Yesterday, Duke University announced that the "preferred sanction" for attackers in cases of sexual assault will now be expulsion. The previous precedent for sexual assault was suspension for three to six semesters. However, this change does not mean that every student found guilty of sexual misconduct will be expelled because the University does not have any minimum sanction requirements."
President of Duke Student Government Stefani Jones, who helped change the sanction policy, noted that "In the past, the average sanction for similar offenses has been three to four semesters" including summer "which was really insufficient, considering the severity of the violation," and "What this does, though, is set the standard for the discussion so that expulsion is essentially the rule and suspension is the exception, rather than the other way around."
This change comes less than a year after Duke agreed to eliminate the statute of limitations on sexual assault misconduct. Until October of 2012, there was a one-year statute of limitations on cases of sexual misconduct.
These changes are also part of a larger movement in higher education to change sexual assault policies to address growing concerns about rape culture on campuses in light of recent legal challenges to universities across the country. The Duke policy decision comes shortly after it was announced that University of North Carolina at Chapel Hill will be facing a third investigation into allegations of retaliating against sexual assault survivors.
Media Resources: Duke Chronicle 7/9/2013; Think Progress 5/16/13; Feminist Newswire 7/8/2013, 5/24/2013, 10/9/12
10/30/2014 Medication Abortion Access Threatened by Oklahoma Court Ruling - An Oklahoma state district court judge has refused to block a state law restricting medication abortion, clearing the way for the law to go into affect on November 1.

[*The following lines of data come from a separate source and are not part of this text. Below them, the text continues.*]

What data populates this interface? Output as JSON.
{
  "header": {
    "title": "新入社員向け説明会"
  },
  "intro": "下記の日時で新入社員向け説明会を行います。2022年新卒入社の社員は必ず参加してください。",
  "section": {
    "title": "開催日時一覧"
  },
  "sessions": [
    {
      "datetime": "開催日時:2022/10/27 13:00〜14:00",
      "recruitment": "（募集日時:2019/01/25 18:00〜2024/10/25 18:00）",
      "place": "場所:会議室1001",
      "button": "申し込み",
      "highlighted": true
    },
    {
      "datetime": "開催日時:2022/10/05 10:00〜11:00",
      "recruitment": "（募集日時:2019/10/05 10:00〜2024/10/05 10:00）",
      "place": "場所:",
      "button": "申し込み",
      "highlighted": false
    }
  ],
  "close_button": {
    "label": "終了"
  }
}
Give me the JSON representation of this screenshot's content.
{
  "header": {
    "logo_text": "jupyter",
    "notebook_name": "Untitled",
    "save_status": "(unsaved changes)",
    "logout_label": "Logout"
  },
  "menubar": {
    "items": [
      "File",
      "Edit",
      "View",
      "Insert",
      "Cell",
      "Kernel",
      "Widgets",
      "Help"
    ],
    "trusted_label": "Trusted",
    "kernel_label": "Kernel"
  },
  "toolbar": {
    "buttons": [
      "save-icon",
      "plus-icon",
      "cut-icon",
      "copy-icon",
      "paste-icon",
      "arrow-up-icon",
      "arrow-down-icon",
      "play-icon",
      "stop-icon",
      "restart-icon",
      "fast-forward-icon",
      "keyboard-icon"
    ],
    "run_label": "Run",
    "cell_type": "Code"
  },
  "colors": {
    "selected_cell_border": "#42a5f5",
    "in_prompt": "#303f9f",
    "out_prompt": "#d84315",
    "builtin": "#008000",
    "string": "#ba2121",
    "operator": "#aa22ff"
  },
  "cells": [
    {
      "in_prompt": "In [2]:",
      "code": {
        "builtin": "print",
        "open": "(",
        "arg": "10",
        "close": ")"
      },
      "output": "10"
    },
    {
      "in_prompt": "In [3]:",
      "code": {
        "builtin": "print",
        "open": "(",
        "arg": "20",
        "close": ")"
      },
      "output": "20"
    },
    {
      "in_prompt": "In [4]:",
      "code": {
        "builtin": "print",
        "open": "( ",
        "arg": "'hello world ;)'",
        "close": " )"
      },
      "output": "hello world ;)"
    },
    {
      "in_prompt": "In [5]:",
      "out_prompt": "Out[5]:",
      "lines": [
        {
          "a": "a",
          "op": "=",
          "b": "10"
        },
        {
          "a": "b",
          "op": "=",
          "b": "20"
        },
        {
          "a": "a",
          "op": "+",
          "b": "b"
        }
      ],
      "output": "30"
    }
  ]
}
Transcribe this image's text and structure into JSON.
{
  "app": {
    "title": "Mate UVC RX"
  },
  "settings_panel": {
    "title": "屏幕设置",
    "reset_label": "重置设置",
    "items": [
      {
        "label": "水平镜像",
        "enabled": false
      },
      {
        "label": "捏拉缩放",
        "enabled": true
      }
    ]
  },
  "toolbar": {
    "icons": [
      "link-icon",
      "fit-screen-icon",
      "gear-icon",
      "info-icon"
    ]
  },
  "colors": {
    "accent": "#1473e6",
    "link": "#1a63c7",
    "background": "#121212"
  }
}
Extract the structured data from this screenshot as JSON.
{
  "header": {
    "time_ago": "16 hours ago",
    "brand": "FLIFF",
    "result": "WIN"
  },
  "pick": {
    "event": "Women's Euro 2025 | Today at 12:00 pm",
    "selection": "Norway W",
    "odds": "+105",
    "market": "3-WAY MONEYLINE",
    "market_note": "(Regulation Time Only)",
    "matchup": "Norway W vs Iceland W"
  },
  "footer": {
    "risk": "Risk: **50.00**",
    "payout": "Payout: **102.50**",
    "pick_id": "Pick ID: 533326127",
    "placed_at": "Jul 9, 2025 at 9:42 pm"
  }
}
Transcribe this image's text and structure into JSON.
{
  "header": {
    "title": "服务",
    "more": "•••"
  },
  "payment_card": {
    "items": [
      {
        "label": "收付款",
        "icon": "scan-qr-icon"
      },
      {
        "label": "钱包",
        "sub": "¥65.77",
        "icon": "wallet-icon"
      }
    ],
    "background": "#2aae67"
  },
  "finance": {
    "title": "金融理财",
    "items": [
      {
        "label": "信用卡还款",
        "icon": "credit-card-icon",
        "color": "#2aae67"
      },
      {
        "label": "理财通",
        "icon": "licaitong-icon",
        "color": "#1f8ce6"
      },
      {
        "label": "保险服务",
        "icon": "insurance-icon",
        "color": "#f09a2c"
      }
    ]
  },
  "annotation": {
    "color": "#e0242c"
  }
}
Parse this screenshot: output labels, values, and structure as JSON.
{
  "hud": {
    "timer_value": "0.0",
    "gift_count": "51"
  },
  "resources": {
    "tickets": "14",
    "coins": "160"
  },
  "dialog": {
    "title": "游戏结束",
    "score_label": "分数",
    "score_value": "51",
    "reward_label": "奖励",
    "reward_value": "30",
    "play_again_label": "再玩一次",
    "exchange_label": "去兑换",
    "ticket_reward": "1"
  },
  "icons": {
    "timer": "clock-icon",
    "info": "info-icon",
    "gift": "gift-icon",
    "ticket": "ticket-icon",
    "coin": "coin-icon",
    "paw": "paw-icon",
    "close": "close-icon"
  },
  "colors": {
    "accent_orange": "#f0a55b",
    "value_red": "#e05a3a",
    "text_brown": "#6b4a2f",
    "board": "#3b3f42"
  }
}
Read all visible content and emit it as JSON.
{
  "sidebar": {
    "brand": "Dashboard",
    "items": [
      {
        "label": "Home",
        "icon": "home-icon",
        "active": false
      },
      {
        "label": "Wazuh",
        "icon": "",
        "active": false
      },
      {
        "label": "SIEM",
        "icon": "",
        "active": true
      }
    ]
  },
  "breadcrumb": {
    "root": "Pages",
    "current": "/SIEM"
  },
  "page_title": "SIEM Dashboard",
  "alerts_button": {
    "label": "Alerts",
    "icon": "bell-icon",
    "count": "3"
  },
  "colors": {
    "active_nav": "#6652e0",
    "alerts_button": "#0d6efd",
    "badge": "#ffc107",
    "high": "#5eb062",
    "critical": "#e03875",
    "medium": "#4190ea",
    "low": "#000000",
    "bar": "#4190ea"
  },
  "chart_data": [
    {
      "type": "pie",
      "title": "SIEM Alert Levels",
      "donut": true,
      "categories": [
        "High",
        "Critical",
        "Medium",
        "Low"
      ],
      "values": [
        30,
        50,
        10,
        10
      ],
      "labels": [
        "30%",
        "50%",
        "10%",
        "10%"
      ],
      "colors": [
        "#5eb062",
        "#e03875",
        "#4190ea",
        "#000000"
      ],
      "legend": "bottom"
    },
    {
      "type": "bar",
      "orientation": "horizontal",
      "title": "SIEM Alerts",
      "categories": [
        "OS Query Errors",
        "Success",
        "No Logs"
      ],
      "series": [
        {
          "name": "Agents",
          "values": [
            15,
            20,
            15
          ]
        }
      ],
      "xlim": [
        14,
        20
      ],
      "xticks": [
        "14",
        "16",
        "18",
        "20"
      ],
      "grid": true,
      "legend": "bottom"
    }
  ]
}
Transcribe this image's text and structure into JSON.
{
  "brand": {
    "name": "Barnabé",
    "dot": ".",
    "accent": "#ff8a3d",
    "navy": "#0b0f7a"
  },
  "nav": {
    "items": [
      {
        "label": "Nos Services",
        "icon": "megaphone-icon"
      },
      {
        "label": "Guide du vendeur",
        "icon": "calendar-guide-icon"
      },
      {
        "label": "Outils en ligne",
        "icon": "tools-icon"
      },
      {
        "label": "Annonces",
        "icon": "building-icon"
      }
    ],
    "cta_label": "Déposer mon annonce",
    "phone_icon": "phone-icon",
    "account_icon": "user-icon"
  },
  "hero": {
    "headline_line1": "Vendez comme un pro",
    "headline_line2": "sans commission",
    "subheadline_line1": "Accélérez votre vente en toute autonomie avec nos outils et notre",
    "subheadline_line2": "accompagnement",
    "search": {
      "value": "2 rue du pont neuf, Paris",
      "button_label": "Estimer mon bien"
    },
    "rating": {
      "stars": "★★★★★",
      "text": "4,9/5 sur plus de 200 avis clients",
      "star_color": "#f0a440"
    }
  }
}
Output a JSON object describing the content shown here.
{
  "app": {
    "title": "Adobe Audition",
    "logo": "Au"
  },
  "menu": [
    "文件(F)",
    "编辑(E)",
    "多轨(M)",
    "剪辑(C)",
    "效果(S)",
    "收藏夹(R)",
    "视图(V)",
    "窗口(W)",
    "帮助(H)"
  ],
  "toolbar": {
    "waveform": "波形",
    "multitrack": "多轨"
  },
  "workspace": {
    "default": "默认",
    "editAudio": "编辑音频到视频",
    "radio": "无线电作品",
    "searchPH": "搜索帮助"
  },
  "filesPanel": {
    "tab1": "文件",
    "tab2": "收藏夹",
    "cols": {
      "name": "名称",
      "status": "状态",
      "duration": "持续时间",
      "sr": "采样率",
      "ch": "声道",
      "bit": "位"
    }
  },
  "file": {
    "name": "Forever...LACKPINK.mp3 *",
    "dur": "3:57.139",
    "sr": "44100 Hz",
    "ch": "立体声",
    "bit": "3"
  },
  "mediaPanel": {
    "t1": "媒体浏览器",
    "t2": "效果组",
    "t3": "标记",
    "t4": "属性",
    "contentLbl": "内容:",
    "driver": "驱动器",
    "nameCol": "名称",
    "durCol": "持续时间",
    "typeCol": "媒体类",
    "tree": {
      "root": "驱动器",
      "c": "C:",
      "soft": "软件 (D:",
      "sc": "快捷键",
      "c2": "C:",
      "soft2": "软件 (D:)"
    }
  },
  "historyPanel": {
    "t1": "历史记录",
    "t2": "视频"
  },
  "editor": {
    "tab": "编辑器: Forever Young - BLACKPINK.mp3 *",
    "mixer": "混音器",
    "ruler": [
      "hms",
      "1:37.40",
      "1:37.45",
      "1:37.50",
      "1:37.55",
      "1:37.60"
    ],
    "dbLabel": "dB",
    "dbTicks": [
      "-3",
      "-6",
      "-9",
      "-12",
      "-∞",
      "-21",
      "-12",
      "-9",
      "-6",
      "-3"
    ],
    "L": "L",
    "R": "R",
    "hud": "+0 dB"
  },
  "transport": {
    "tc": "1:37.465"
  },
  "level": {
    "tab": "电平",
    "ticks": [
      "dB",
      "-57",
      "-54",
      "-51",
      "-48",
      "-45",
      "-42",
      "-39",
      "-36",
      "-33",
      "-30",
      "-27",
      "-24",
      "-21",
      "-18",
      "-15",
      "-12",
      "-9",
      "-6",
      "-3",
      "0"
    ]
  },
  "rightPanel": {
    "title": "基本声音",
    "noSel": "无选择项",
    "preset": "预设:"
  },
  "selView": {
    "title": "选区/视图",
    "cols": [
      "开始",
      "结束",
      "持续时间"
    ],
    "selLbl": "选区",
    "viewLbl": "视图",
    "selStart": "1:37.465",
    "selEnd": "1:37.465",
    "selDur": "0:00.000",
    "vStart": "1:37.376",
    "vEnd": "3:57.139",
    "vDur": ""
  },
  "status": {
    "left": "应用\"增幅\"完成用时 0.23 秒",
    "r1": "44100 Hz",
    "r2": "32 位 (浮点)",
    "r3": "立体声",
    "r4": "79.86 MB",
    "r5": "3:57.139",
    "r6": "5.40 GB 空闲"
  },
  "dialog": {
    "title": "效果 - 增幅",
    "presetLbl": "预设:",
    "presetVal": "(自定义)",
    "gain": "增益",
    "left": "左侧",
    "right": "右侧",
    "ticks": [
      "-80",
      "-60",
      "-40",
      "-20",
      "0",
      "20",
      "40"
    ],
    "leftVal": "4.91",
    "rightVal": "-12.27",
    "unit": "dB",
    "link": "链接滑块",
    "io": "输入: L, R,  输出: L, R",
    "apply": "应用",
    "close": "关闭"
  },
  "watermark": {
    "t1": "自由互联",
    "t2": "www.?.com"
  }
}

The Oklahoma Coalition for Reproductive Justice, together with a local abortion clinic in Tulsa, challenged HB 2684 in September, arguing that the law was an unconstitutional restriction on non-surgical abortion in the earliest weeks of pregnancy. . . .
10/30/2014 UPS Switches Pregnant Worker Policy Ahead of Supreme Court Case - The United Parcel Service (UPS) is changing its policy on light duty assignments for pregnant workers, even though the company will stand by its refusal to extend accommodations to a former employee in an upcoming Supreme Court case.
UPS announced on Monday in a memo to employees, and in a brief filed with the US Supreme Court, that the company will begin offering temporary, light-duty positions to pregnant workers on January 1, 2015. . . .
10/30/2014 North Dakota Medical Students Speak Out Against Measure 1 - Medical students at the University of North Dakota School of Medicine and Health Sciences are asking North Dakotans to vote no on Measure 1, a personhood measure on the state ballot this fall.
The students issued published a letter in the Grand Forks Herald stating that they opposed Measure 1 in part because they are against "the government's taking control of the personal health care decisions of its citizens." Nearly 60 UND School of Medicine students signed the letter, citing concerns over the "very broad and ambiguous language" used in the proposed amendment, which has no regard for serious and life-threatening medical situations such as ectopic pregnancies.
Measure 1 would change the North Dakota state constitution to create an "inalienable right to life" for humans "at any stage of development" - including the moment of fertilization and conception. . . .